Phila. ex-priest admits abuse; lawsuits settled, filed


PHILADELPHIA — As two of his former colleagues prepared to face trial on abuse-related charges, a former priest of the Philadelphia archdiocese was sentenced to two and a half to five years in prison March 22 after pleading guilty to conspiracy and sexual assault of a 10-year-old boy.

Edward V. Avery, 69, who was removed from the priesthood in 2006, admitted in an appearance before Common Pleas Judge M. Teresa Sarmina that he was guilty of involuntary deviate sexual intercourse in the 1999 assault. He also said he conspired with co-defendant Msgr. William J. Lynn, then secretary for clergy in the archdiocese, to endanger children.

Msgr. Lynn, who is not charged with any sexual wrongdoing, has pleaded not guilty to charges of conspiracy and endangering children. Another co-defendant, Father James J. Brennan, is accused of raping a boy in 1996 and has also pleaded not guilty. Their trial was scheduled to begin March 26.

“In the end, every human being proceeds on this earth as a flawed human being,” said Avery’s defense attorney, John P. Donohue, at the plea hearing. He said his client “has made some horrible mistakes in his life.”

In another East Coast archdiocese, a former Catholic school teacher sentenced to four consecutive life sentences for child rape and sexual assault could be released because of a U.S. Supreme Court decision in a similar case.

John J. Merzbacher, now 70, was convicted in 1994 of raping children while working as a teacher at Catholic Community School in Baltimore. But a federal appeals judge ruled in 2010 that he should be given an opportunity to accept a 10-year plea deal that should have been offered in 1994.

Acceptance of the plea deal would result in Merzbacher’s release, since he has already served more than 15 years in prison.

The Supreme Court’s March 21 decision in Missouri v. Frye held that the right of effective counsel extends to plea deals as well as trials. But Justice Anthony Kennedy, writing for the 5-4 majority, said defendants must demonstrate that they would have accepted the deal if they knew about it, that prosecutors would not have later withdrawn the plea bargain and that a judge would have accepted it.

Baltimore Archbishop (now Cardinal) Edwin F. O’Brien expressed opposition to Merzbacher’s release in 2010, saying that “the substance of his actions, whether he was convicted by a jury or pleads guilty as he now seeks, remains the same — abhorrent and criminal — and justifies the judgment and sentence already rendered.”

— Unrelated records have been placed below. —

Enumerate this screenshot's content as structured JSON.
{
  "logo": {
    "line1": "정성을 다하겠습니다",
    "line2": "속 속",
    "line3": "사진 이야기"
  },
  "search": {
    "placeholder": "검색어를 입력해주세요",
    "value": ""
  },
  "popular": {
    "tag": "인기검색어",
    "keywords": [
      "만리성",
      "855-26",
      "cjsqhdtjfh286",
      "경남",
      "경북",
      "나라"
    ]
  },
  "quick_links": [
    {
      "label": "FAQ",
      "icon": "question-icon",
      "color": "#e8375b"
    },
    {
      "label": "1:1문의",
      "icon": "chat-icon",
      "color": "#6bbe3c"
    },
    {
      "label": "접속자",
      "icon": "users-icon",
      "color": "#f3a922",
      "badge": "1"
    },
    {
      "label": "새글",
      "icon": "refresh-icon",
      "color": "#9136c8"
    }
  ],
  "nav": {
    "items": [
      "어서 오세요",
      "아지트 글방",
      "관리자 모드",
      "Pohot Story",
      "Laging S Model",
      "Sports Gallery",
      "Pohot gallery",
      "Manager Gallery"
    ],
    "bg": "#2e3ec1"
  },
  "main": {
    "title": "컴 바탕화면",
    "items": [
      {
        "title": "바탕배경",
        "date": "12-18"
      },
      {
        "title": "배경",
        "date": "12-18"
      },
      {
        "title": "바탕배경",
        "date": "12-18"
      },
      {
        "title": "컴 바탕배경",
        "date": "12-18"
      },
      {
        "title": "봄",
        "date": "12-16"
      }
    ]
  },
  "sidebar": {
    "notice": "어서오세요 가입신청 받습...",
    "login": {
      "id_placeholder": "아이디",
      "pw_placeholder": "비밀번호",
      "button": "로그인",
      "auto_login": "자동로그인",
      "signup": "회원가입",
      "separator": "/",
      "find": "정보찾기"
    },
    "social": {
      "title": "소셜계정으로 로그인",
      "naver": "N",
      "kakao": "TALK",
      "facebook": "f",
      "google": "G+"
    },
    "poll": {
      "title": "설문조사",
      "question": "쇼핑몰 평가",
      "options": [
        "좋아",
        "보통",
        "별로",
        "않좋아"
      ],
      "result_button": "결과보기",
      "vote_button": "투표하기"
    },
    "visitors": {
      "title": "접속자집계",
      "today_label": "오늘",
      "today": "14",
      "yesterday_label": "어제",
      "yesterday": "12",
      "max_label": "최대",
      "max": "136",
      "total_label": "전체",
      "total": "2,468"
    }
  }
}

The Diocese of Belleville, Ill., recently settled three abuse-related lawsuits involving priests who were removed from ministry in the 1990s. The settlement amounts were not disclosed, but an attorney representing the three abuse victims said they were “substantial.”

Two of the cases involved former priest Raymond Kownacki, while the third was related to ex-priest Jerome Ratermann. All of the abuse incidents took place between the mid-1970s and the early 1980s.

The Diocese of Savannah, Ga., also faced a lawsuit in relation to the hiring of teacher’s aide Cristina Scott at St. James Early Learning Center in Savannah.

A suit filed by the family of a 3-year-old enrolled at the day care center said Scott was hired without a criminal background check and subsequently touched a child inappropriately, then fabricated a report that family members were molesting the child.

“The parents will suffer the consequences for the rest of their life … because of a completely false allegation,” attorney Mark Tate was quoted as saying.

Tate said Scott was under house arrest at the time of her hiring and had faced charges of theft, battery and cruelty to children since 2007.

A March 26 statement by the diocese said that “no one at the St. James Early Learning Center harmed the child in any fashion” and that “at no time did St. James School nor the director accuse anyone of wrongdoing.”

State law requires reporting to the Division of Family and Children Services any suspicion of abuse of a child, the statement noted, and the center’s director decided that some “unusual comments” by the child, then 2, required reporting.

“The allegations with respect to the qualifications of the aide are not germane to the investigation of the report,” the diocese added. “This case is pending in the courts and it is our belief that in the final analysis St. James will be exonerated from these allegations.”